PROBLEM REQUIREMENTS — Your task is to retype all of the records below with complete accuracy.

DATASET CONTENT —
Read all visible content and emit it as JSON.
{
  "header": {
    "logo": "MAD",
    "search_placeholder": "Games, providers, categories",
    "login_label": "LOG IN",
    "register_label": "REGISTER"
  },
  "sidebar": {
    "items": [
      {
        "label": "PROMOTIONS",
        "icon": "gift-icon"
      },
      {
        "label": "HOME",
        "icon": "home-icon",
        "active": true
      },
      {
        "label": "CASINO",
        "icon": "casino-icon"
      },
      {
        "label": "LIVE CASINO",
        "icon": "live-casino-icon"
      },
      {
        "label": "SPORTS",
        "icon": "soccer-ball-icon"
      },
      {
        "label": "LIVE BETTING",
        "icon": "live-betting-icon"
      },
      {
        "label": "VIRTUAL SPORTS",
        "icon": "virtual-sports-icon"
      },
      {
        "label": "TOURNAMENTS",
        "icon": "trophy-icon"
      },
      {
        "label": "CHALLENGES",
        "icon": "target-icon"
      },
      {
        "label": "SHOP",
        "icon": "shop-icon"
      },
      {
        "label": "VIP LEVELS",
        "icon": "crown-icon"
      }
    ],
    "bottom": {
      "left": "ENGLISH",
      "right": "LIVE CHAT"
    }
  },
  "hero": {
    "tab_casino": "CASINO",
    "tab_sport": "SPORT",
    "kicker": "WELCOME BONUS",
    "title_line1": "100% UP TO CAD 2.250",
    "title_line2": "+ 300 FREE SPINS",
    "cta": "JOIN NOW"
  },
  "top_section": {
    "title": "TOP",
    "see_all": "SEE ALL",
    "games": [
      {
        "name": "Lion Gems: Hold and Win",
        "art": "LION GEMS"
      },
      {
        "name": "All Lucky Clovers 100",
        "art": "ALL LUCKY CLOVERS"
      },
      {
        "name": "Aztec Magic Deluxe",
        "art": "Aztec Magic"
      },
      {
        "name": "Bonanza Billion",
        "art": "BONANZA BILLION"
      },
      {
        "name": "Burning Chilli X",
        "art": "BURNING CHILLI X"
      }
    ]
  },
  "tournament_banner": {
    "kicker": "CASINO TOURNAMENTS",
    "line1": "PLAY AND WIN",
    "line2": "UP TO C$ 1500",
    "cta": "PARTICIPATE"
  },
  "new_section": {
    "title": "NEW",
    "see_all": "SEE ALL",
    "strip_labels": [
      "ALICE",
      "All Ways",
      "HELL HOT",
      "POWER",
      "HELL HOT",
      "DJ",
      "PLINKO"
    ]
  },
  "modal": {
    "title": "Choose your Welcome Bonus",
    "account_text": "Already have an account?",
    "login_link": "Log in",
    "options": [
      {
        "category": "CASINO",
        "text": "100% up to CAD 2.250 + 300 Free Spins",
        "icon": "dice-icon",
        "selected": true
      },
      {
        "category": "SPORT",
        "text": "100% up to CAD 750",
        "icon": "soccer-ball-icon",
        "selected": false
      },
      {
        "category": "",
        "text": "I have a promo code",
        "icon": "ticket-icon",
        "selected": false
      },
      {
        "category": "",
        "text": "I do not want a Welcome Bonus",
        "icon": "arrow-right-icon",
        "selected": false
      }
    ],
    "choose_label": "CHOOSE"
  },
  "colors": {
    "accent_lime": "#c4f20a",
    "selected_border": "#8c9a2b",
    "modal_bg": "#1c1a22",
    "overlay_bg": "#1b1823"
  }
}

EXERCISE RESULT —
Read all visible content and emit it as JSON.
{
  "header": {
    "logo": "MAD",
    "search_placeholder": "Games, providers, categories",
    "login_label": "LOG IN",
    "register_label": "REGISTER"
  },
  "sidebar": {
    "items": [
      {
        "label": "PROMOTIONS",
        "icon": "gift-icon"
      },
      {
        "label": "HOME",
        "icon": "home-icon",
        "active": true
      },
      {
        "label": "CASINO",
        "icon": "casino-icon"
      },
      {
        "label": "LIVE CASINO",
        "icon": "live-casino-icon"
      },
      {
        "label": "SPORTS",
        "icon": "soccer-ball-icon"
      },
      {
        "label": "LIVE BETTING",
        "icon": "live-betting-icon"
      },
      {
        "label": "VIRTUAL SPORTS",
        "icon": "virtual-sports-icon"
      },
      {
        "label": "TOURNAMENTS",
        "icon": "trophy-icon"
      },
      {
        "label": "CHALLENGES",
        "icon": "target-icon"
      },
      {
        "label": "SHOP",
        "icon": "shop-icon"
      },
      {
        "label": "VIP LEVELS",
        "icon": "crown-icon"
      }
    ],
    "bottom": {
      "left": "ENGLISH",
      "right": "LIVE CHAT"
    }
  },
  "hero": {
    "tab_casino": "CASINO",
    "tab_sport": "SPORT",
    "kicker": "WELCOME BONUS",
    "title_line1": "100% UP TO CAD 2.250",
    "title_line2": "+ 300 FREE SPINS",
    "cta": "JOIN NOW"
  },
  "top_section": {
    "title": "TOP",
    "see_all": "SEE ALL",
    "games": [
      {
        "name": "Lion Gems: Hold and Win",
        "art": "LION GEMS"
      },
      {
        "name": "All Lucky Clovers 100",
        "art": "ALL LUCKY CLOVERS"
      },
      {
        "name": "Aztec Magic Deluxe",
        "art": "Aztec Magic"
      },
      {
        "name": "Bonanza Billion",
        "art": "BONANZA BILLION"
      },
      {
        "name": "Burning Chilli X",
        "art": "BURNING CHILLI X"
      }
    ]
  },
  "tournament_banner": {
    "kicker": "CASINO TOURNAMENTS",
    "line1": "PLAY AND WIN",
    "line2": "UP TO C$ 1500",
    "cta": "PARTICIPATE"
  },
  "new_section": {
    "title": "NEW",
    "see_all": "SEE ALL",
    "strip_labels": [
      "ALICE",
      "All Ways",
      "HELL HOT",
      "POWER",
      "HELL HOT",
      "DJ",
      "PLINKO"
    ]
  },
  "modal": {
    "title": "Choose your Welcome Bonus",
    "account_text": "Already have an account?",
    "login_link": "Log in",
    "options": [
      {
        "category": "CASINO",
        "text": "100% up to CAD 2.250 + 300 Free Spins",
        "icon": "dice-icon",
        "selected": true
      },
      {
        "category": "SPORT",
        "text": "100% up to CAD 750",
        "icon": "soccer-ball-icon",
        "selected": false
      },
      {
        "category": "",
        "text": "I have a promo code",
        "icon": "ticket-icon",
        "selected": false
      },
      {
        "category": "",
        "text": "I do not want a Welcome Bonus",
        "icon": "arrow-right-icon",
        "selected": false
      }
    ],
    "choose_label": "CHOOSE"
  },
  "colors": {
    "accent_lime": "#c4f20a",
    "selected_border": "#8c9a2b",
    "modal_bg": "#1c1a22",
    "overlay_bg": "#1b1823"
  }
}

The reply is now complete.